Exercise prompt:
When responding, copy every record below exactly as it appears.

------ Available data ------

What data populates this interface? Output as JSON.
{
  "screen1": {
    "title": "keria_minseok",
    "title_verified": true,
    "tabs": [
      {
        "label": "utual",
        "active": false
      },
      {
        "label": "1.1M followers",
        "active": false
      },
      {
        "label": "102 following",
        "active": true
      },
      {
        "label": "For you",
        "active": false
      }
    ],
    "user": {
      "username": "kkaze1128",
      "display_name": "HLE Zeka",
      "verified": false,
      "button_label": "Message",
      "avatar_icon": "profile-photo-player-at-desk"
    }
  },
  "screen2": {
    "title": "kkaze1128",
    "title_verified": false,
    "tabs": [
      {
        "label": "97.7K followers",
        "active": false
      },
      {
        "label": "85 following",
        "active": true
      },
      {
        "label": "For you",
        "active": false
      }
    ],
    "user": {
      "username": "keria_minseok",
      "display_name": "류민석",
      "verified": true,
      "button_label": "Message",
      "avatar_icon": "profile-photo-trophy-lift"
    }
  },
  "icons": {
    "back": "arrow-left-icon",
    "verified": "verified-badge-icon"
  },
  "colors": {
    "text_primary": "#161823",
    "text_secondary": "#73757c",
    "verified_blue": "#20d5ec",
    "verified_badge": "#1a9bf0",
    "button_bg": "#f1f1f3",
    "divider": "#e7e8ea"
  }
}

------

Result of the exercise:
What data populates this interface? Output as JSON.
{
  "screen1": {
    "title": "keria_minseok",
    "title_verified": true,
    "tabs": [
      {
        "label": "utual",
        "active": false
      },
      {
        "label": "1.1M followers",
        "active": false
      },
      {
        "label": "102 following",
        "active": true
      },
      {
        "label": "For you",
        "active": false
      }
    ],
    "user": {
      "username": "kkaze1128",
      "display_name": "HLE Zeka",
      "verified": false,
      "button_label": "Message",
      "avatar_icon": "profile-photo-player-at-desk"
    }
  },
  "screen2": {
    "title": "kkaze1128",
    "title_verified": false,
    "tabs": [
      {
        "label": "97.7K followers",
        "active": false
      },
      {
        "label": "85 following",
        "active": true
      },
      {
        "label": "For you",
        "active": false
      }
    ],
    "user": {
      "username": "keria_minseok",
      "display_name": "류민석",
      "verified": true,
      "button_label": "Message",
      "avatar_icon": "profile-photo-trophy-lift"
    }
  },
  "icons": {
    "back": "arrow-left-icon",
    "verified": "verified-badge-icon"
  },
  "colors": {
    "text_primary": "#161823",
    "text_secondary": "#73757c",
    "verified_blue": "#20d5ec",
    "verified_badge": "#1a9bf0",
    "button_bg": "#f1f1f3",
    "divider": "#e7e8ea"
  }
}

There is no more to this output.